Scientific Earth Conscientious

Scientific progress makes moral progress a necessity; for if man's power is increased, the checks that restrain him from abusing it must be strengthened (Madame de Stael)

Posts Tagged ‘Scientists at the Monell Center have identified the location and certain genetic characteristics of taste stem cells on the tongue. Identification of progenitors may someday help treat clinical taste’

Scientists at the Monell Center have identified the location and certain genetic characteristics of taste stem cells on the tongue. Identification of progenitors may someday help treat clinical taste dysfunction

Posted by Scientific Earth Conscientious on February 4, 2013

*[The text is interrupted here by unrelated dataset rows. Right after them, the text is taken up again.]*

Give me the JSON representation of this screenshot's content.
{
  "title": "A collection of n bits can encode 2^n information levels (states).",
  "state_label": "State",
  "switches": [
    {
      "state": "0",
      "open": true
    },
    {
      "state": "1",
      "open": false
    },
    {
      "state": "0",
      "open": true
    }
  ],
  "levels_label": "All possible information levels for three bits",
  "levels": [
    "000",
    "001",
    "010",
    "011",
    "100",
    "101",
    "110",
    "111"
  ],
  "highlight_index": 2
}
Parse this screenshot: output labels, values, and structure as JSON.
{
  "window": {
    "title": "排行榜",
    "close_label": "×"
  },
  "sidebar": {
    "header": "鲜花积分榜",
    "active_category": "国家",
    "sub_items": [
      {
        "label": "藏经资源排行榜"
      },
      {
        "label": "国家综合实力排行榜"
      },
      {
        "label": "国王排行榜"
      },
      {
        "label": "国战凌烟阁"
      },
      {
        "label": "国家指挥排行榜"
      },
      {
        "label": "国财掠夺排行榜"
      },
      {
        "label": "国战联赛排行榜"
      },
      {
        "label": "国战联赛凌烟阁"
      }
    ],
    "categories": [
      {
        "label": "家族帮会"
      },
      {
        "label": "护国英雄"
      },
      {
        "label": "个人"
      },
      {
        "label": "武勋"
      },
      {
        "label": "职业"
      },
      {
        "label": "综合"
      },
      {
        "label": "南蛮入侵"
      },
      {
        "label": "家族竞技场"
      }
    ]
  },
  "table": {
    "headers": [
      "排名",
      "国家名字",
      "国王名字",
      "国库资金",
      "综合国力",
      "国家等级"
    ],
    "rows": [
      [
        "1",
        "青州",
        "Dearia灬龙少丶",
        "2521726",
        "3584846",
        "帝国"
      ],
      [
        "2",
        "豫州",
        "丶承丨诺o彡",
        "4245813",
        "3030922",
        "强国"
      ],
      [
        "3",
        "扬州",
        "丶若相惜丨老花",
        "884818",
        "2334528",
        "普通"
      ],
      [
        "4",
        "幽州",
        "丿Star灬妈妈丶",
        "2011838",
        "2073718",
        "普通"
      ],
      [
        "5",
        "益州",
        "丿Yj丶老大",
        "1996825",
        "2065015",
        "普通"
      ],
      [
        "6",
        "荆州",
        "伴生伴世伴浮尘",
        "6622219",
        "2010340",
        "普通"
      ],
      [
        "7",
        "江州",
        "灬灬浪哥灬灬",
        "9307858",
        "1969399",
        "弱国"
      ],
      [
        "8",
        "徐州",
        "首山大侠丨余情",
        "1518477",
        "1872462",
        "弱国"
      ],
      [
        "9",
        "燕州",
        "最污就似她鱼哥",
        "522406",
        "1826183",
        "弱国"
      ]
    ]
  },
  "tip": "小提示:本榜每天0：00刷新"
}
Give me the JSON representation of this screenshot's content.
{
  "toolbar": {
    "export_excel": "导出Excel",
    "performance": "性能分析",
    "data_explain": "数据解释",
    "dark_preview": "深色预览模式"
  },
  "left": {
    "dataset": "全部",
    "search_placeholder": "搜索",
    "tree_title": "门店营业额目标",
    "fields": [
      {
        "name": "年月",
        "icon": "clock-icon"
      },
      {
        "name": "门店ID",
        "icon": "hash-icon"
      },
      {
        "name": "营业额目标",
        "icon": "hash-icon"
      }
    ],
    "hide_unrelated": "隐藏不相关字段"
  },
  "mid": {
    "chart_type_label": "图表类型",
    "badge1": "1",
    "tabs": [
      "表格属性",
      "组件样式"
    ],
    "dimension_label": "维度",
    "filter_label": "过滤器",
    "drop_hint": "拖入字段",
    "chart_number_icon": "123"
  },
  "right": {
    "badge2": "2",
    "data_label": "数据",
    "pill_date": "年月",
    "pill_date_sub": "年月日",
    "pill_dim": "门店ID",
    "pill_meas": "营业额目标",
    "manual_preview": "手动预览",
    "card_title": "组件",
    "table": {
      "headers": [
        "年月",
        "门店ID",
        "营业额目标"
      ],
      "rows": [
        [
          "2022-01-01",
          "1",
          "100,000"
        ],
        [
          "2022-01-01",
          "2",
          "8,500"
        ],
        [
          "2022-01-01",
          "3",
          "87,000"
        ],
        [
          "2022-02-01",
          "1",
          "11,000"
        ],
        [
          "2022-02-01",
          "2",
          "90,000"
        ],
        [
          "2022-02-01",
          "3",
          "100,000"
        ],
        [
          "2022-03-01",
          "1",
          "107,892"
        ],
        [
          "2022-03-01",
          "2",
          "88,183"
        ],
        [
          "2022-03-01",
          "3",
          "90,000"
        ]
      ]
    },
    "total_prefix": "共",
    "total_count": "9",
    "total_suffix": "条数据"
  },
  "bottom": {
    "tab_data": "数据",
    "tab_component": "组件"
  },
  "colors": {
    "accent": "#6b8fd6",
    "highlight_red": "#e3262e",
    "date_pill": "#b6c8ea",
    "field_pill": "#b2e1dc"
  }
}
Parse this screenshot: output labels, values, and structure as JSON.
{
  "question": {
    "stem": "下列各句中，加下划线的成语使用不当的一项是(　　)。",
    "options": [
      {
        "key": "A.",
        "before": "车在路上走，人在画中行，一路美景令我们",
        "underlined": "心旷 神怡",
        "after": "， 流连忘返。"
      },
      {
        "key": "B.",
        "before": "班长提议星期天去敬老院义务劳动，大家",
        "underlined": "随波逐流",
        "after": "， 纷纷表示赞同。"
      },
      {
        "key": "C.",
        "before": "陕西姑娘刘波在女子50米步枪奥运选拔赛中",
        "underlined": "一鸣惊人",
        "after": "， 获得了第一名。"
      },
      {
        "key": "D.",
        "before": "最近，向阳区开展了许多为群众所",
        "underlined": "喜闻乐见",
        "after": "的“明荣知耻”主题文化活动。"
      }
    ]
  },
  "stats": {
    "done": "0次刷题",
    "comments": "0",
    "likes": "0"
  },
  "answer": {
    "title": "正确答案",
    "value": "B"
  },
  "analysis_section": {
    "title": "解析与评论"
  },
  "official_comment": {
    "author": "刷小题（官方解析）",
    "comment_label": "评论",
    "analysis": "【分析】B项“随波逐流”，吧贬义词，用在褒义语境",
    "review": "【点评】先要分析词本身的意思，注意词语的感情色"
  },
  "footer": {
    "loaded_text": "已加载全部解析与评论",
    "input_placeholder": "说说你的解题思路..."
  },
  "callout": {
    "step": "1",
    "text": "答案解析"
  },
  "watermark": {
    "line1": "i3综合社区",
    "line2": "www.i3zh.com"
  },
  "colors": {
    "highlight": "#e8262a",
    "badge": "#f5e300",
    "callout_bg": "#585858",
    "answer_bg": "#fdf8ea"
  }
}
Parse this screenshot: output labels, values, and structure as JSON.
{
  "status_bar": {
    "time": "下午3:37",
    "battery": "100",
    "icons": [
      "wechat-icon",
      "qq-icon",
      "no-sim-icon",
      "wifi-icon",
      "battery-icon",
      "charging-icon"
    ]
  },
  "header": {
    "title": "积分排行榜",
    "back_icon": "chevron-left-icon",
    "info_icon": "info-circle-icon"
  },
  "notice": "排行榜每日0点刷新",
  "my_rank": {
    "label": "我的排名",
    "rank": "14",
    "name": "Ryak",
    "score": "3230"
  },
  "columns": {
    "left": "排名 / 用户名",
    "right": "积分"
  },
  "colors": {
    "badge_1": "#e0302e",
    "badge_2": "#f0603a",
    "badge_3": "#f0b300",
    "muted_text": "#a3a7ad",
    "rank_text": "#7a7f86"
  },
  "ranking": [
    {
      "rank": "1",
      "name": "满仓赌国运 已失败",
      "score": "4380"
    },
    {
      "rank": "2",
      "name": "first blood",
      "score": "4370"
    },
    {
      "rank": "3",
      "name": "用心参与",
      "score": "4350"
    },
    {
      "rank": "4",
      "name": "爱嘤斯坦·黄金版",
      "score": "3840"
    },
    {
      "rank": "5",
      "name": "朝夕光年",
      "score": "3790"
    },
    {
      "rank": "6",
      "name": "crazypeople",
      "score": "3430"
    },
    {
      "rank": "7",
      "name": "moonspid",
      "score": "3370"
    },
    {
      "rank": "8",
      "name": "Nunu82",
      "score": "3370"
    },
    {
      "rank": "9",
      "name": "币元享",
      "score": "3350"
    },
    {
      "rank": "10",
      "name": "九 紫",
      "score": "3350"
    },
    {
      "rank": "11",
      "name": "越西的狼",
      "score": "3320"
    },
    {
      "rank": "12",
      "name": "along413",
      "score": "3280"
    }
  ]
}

Scanning electron microscopy image illustrates the dorsal view of an E15.5 embryonic tongue and papilla types. Black arrowheads point to fungiform papillae on the anterior oral tongue; black arrow points to the single circumvallate papilla in the back. White arrowhead at the tip points to the median furrow. The straight line marks the orientation for sectioning in the sagittal plane. B: H and E stained sagittal section of an E15.5 tongue to illustrate the orientation for all images of tongue sections. Black arrowheads point to fungiform papillae. Scale bars: 250 μm.

Scanning electron microscopy image illustrates the dorsal view of an E15.5 embryonic tongue and papilla types. Black arrowheads point to fungiform papillae on the anterior oral tongue; black arrow points to the single circumvallate papilla in the back. White arrowhead at the tip points to the median furrow. The straight line marks the orientation for sectioning in the sagittal plane. B: H and E stained sagittal section of an E15.5 tongue to illustrate the orientation for all images of tongue sections. Black arrowheads point to fungiform papillae. Scale bars: 250 μm.

Scientists at the Monell Center have identified the location and certain genetic characteristics of taste stem cells on the tongue. The findings will facilitate techniques to grow and manipulate new functional taste cells for both clinical and research purposes.

“Cancer patients who have taste loss following radiation to the head and neck and elderly individuals with diminished taste function are just two populations who could benefit from the ability to activate adult taste stem cells,” said Robert Margolskee, M.D., Ph.D., a molecular neurobiologist at Monell who is one of the study’s authors.

Taste cells are located in clusters called taste buds, which in turn are found in papillae, the raised bumps visible on the tongue’s surface.

Two types of taste cells contain chemical receptors that initiate perception of sweet, bitter, umami, salty, and sour taste qualities. A third type appears to serve as a supporting cell.

A remarkable characteristic of these sensory cells is that they regularly regenerate. All three taste cell types undergo frequent turnover, with an average lifespan of 10-16 days. As such, new taste cells must constantly be regenerated to replace cells that have died.

For decades, taste scientists have attempted to identify the stem or progenitor cells that spawn the different taste receptor cells. The elusive challenge also sought to establish whether one or several progenitors are involved and where they are located, whether in or near the taste bud.

Read the rest of this entry »

Posted in RESEARCH / ENVIRONMENTAL PROBLEMS, Uncategorized | Tagged: | 1 Comment »